What you will do:
Where the string "JSON" occurs in a line of the data below, that line should be copied.

The input:
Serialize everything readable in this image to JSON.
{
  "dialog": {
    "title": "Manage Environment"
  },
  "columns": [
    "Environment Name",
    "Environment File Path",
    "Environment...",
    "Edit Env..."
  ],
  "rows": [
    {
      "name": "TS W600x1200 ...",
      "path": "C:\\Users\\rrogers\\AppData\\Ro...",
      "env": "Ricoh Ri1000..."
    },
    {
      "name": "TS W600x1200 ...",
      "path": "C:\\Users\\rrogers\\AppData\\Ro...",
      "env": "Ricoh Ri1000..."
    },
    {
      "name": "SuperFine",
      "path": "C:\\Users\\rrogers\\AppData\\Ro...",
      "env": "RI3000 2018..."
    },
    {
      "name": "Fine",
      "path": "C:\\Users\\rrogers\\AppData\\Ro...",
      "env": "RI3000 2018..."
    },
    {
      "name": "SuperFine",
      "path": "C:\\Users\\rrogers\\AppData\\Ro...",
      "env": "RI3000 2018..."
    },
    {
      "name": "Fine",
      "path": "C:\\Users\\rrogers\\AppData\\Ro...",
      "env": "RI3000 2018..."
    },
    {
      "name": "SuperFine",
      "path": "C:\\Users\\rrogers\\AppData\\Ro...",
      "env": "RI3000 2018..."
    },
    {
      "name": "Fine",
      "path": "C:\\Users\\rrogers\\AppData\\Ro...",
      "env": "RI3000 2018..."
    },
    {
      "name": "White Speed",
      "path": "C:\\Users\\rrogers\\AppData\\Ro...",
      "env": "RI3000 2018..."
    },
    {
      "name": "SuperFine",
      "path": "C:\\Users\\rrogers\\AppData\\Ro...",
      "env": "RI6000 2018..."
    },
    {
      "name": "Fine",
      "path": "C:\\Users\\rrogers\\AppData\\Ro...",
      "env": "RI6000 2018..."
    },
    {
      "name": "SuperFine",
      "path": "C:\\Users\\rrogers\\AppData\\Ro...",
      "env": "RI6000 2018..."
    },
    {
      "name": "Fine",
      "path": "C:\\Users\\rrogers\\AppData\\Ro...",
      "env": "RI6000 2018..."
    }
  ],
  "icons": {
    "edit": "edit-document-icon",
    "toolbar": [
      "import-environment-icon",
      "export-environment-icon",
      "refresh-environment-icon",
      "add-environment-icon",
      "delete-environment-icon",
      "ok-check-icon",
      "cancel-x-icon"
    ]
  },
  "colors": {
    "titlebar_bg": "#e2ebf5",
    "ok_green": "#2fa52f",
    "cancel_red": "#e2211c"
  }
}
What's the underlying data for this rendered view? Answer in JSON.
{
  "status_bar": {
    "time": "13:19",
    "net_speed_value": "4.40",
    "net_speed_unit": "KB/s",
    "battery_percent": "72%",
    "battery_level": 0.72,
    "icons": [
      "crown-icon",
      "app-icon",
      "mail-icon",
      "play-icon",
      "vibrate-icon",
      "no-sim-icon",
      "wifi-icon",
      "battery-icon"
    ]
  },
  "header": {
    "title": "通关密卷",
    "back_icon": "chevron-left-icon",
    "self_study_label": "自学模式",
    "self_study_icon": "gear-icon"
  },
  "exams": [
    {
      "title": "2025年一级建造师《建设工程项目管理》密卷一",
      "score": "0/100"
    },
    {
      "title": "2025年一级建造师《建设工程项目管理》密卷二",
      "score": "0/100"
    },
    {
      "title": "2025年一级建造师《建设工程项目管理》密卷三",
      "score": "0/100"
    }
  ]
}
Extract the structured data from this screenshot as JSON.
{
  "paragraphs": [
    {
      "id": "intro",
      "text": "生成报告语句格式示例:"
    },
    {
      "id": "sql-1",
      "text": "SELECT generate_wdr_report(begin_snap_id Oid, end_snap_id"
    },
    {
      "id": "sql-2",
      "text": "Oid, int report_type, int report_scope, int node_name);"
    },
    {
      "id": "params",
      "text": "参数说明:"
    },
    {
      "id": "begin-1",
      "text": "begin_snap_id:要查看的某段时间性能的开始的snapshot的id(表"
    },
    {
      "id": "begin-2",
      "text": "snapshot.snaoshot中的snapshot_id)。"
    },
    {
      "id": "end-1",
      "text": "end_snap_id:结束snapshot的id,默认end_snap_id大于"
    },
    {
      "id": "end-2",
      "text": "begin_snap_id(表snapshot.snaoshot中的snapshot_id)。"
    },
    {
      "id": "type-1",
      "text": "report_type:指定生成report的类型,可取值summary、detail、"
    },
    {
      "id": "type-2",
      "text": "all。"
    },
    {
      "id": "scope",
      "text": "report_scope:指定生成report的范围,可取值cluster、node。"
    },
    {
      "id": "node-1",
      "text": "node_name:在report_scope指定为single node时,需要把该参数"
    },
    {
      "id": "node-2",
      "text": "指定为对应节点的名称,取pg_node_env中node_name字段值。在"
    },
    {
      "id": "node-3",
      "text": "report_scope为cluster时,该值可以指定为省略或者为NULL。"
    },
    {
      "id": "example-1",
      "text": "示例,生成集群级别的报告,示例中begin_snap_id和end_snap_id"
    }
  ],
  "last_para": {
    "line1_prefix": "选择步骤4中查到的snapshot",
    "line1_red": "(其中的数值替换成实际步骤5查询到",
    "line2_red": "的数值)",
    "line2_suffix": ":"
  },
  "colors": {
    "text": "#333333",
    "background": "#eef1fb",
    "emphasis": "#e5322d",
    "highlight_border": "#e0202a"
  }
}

Expected answer:
Serialize everything readable in this image to JSON.
What's the underlying data for this rendered view? Answer in JSON.
Extract the structured data from this screenshot as JSON.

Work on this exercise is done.